Published 12:00 am Friday, December 10, 2010

Shown are Jennifer Dansby and brother, Bill Smith of San Diego.

In today’s world, messages are sent almost instantaneously, but local resident Jennifer Dansby traveled thousands of miles to deliver a message of hope and health to the people of Ethiopia.

“My brother has been to Ethiopia three times, and he wanted me to go with him,” she said. “I really have a heart for missions, so I was happy to go.”

The trip Dansby and her brother, Bill Smith, participated in was a medical missions trip, through “e3partners,” who work to evangelize, equip and enlarge.

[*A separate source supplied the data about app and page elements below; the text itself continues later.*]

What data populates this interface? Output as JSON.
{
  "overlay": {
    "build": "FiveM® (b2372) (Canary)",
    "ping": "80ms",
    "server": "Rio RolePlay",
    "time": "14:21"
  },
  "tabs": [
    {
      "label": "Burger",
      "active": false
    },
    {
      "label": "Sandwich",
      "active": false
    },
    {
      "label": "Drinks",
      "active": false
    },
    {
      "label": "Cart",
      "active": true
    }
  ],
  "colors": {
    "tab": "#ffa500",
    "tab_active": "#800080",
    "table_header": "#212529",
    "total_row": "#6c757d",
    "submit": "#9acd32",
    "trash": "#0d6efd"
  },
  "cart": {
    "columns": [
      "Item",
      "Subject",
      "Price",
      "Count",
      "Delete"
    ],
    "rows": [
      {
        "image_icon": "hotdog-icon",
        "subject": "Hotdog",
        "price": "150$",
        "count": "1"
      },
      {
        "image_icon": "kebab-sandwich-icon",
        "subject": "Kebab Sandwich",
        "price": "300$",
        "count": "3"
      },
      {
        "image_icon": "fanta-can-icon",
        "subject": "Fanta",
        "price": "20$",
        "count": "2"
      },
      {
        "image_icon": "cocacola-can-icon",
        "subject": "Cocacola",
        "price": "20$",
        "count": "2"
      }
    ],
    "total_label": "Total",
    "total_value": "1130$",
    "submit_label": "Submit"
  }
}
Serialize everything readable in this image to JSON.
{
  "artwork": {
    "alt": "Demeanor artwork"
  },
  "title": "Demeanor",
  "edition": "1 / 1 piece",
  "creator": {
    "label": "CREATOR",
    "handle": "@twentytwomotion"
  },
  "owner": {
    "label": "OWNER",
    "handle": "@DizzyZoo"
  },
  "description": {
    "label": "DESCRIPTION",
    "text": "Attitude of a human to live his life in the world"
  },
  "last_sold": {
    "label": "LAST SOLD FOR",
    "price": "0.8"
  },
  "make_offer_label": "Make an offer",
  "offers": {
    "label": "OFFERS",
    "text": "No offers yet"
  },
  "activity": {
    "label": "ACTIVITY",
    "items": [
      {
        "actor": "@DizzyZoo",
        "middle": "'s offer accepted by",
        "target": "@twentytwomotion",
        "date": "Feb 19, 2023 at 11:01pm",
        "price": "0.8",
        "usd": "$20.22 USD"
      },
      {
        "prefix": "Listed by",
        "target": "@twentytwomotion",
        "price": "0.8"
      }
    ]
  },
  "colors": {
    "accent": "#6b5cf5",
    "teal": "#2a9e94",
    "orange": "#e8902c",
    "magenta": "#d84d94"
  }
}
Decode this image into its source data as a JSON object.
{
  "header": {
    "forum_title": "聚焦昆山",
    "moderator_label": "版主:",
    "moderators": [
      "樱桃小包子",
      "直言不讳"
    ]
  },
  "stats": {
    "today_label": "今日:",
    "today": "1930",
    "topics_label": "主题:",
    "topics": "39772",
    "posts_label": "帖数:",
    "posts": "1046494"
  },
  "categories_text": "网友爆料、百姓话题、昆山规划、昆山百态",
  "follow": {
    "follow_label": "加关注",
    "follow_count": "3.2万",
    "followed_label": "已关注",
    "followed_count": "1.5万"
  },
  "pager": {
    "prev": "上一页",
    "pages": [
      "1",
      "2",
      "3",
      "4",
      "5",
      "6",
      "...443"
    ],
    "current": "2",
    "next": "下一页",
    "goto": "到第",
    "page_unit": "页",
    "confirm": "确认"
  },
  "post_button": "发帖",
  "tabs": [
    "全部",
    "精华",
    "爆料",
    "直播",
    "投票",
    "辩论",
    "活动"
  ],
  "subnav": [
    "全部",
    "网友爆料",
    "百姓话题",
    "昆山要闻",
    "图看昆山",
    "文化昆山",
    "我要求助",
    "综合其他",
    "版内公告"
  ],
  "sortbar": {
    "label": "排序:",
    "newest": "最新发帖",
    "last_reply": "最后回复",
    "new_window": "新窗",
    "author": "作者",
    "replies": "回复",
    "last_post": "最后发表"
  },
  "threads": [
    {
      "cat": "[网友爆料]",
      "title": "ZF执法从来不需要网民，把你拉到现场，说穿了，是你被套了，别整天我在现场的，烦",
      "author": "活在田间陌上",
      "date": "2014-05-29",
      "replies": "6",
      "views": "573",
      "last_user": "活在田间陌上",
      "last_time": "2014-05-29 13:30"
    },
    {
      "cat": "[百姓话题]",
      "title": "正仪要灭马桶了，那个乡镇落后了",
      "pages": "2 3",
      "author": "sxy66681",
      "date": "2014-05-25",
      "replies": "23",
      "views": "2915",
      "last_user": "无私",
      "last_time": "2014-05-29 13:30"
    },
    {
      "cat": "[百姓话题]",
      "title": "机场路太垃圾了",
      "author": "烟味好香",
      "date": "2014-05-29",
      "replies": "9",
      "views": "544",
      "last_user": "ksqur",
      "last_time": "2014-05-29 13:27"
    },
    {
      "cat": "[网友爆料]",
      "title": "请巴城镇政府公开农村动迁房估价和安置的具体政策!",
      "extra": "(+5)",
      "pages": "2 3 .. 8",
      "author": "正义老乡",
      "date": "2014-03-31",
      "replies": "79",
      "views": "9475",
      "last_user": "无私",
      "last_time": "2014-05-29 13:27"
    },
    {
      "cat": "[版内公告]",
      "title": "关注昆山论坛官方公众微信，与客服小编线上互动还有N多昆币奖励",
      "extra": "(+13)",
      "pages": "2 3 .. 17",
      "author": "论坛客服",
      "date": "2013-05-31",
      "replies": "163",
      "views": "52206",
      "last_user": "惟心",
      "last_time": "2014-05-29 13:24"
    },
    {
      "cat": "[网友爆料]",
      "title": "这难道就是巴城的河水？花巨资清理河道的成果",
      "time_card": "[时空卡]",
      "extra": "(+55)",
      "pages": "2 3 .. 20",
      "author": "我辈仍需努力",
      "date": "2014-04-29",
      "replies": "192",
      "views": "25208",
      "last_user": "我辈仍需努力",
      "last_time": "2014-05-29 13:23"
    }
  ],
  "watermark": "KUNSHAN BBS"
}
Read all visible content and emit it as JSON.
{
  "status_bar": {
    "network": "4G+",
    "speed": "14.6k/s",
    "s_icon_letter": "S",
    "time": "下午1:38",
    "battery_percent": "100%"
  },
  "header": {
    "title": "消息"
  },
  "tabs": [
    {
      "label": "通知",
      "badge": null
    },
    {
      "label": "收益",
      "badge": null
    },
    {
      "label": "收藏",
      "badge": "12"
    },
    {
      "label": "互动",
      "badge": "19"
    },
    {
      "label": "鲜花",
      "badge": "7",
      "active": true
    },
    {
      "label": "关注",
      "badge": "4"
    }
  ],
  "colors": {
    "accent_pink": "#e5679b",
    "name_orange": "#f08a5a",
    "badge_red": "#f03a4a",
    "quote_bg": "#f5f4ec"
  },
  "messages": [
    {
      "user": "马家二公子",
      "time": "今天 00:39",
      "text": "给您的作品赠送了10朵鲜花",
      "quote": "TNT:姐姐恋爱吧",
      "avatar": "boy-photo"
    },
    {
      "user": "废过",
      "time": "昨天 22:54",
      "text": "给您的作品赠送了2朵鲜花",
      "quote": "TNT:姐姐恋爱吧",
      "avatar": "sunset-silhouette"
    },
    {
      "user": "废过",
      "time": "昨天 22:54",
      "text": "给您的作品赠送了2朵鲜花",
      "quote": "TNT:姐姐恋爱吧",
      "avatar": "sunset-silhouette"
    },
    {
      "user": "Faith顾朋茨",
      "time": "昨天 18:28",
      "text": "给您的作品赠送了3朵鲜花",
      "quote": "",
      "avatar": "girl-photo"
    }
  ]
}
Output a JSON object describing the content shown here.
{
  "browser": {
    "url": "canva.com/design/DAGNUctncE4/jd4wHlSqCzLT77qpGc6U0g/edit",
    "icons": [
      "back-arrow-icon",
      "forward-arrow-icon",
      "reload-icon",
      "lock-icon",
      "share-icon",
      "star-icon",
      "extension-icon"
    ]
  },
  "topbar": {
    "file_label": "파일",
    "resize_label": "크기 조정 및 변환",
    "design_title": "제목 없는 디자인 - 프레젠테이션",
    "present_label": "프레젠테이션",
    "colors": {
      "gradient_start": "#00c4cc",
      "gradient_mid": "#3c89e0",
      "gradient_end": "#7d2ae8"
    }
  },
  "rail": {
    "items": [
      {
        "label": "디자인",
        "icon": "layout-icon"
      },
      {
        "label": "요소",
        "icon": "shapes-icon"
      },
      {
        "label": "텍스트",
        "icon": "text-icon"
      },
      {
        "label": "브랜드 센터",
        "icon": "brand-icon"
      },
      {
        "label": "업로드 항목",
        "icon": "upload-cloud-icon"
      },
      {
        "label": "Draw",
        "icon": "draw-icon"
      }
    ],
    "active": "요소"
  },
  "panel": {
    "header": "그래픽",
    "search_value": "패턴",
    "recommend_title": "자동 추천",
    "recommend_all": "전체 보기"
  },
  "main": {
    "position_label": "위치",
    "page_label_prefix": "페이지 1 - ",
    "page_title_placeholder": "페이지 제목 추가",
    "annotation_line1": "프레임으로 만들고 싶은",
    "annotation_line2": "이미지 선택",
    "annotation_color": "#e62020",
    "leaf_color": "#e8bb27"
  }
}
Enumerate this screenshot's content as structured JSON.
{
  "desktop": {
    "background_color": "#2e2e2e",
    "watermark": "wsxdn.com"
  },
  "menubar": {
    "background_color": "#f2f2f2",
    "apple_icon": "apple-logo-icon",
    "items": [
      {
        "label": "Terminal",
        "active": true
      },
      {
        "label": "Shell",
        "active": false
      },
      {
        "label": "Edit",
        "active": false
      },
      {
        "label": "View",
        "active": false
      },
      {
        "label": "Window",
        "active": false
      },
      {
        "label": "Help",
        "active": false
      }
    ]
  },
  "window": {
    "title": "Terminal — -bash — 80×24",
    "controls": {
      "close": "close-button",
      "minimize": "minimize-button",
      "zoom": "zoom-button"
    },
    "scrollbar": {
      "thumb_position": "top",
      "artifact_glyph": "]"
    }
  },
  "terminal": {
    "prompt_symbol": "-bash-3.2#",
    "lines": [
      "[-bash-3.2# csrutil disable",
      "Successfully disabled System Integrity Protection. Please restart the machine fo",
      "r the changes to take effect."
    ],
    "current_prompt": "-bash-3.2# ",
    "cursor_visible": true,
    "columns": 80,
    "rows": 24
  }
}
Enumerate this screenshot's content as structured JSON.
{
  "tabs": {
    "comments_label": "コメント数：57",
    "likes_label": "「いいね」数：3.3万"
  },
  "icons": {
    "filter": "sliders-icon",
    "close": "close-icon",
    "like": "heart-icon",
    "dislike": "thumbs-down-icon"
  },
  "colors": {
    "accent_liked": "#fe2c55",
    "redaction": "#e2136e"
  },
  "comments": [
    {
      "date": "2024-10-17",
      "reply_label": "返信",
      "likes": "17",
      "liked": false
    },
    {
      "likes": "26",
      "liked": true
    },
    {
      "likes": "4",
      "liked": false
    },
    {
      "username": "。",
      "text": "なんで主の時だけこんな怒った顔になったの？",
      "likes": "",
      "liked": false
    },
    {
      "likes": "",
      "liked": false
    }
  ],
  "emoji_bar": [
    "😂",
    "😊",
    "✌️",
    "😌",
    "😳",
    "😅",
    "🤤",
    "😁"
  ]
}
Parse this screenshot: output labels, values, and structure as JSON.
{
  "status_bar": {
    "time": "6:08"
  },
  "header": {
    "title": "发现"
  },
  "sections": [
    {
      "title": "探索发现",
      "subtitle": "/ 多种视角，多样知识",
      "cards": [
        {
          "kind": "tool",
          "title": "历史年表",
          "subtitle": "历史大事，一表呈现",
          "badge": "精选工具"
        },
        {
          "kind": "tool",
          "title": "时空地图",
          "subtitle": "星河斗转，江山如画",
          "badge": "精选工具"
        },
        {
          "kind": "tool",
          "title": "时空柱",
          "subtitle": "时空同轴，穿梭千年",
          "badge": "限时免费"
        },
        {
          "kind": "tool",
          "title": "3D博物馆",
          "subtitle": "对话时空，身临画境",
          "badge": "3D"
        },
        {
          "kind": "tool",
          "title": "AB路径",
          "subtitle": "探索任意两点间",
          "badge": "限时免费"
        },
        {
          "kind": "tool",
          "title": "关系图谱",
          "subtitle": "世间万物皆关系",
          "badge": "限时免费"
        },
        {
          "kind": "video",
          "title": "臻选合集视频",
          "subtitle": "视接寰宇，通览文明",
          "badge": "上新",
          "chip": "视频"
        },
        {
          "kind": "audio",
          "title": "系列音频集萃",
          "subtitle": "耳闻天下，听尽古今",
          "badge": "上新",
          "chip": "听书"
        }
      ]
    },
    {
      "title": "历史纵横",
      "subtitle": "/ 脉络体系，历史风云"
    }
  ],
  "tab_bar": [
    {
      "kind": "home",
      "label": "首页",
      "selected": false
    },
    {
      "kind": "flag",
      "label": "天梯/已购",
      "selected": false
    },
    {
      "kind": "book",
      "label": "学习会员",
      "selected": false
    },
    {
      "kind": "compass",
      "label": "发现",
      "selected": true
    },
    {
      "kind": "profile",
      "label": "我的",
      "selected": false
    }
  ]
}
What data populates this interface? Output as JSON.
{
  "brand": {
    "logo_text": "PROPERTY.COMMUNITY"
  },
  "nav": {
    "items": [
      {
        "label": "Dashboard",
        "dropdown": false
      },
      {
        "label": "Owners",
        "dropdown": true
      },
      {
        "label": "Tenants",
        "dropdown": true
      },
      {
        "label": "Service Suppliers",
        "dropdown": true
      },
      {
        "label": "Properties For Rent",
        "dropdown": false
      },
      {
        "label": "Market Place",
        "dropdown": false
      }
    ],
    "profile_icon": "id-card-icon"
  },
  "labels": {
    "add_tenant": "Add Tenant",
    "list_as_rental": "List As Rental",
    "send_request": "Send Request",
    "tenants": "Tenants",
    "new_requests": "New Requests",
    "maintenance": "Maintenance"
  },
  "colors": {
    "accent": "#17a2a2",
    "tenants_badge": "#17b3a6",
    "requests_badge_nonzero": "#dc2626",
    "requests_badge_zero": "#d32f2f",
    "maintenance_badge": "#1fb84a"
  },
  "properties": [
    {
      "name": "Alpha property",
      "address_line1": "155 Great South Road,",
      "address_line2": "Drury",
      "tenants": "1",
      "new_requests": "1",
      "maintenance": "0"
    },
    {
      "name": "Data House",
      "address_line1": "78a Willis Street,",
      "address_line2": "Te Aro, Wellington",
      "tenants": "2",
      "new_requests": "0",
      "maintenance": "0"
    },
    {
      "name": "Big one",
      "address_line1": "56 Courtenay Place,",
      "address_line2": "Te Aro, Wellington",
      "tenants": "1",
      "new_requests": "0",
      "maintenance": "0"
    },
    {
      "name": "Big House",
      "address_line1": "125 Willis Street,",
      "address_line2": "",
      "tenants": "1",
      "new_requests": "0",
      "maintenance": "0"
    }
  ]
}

The group left Oct. 27 and returned Nov. 8.

During her nearly two-week mission trip, Dansby along with 13 others, including three doctors and two nurses, saw patients and promoted AIDS awareness.

“We use a ‘hope cube,’ which explains things such as how to keep from getting (AIDS) and if you have it what you can do,” she said. “We also shared an “EvangeCube,” which includes a plan of salvation from creation to giving your heart to Christ to going to heaven one day.”

Dansby said the AIDS awareness is very important because “the people are perishing from AIDS.”

In fact, USAID, predicts that about 1.1 million Ethiopians are living with HIV.

The epidemic affects all ages in Ethiopia.

Dansby said she saw an 18-month-old baby who had fungus all over its head.

“The doctor said the baby probably had AIDS, but the mother said she had been tested and didn’t have it,” she said.

Dansby said the Ethiopian government is working to educate the people about AIDS, but “it’s still a death sentence” for many.

“It’s the modern-day leprosy,” she said.

In addition, Dansby and the other missionaries taught the Ethiopians simple hygiene tips.

“In the villages, we taught hand washing and tooth brushing,” she said. “Another lady taught them about eye health because eye disease is a big problem there.”

Dansby said she was able to minister to some of the people, and kept a running list of those who received salvation.

“There were 30 of them,” she said.

Dansby said she learned a lot from the Ethiopians.

“The Ethiopians do not consider themselves African,” she said. “They’ve never been conquered, and have always been an independent state.”

Dansby said that translators helped them deliver their messages to the people.

“They have 98 languages that are spoken there,” she said. “Most of the time, it has to be translated three times.”

Dansby said throughout the nearly two weeks, missionaries get to know and love their translators.

“The white people from American draw the crowds,” she said. “But we need the translators to get the message out.”

Dansby said she’d go back to Ethiopia “in a minute.”

“I left a piece of my heart in Ethiopia,” she said. “The people are very loving. They appreciate anything you do for them.”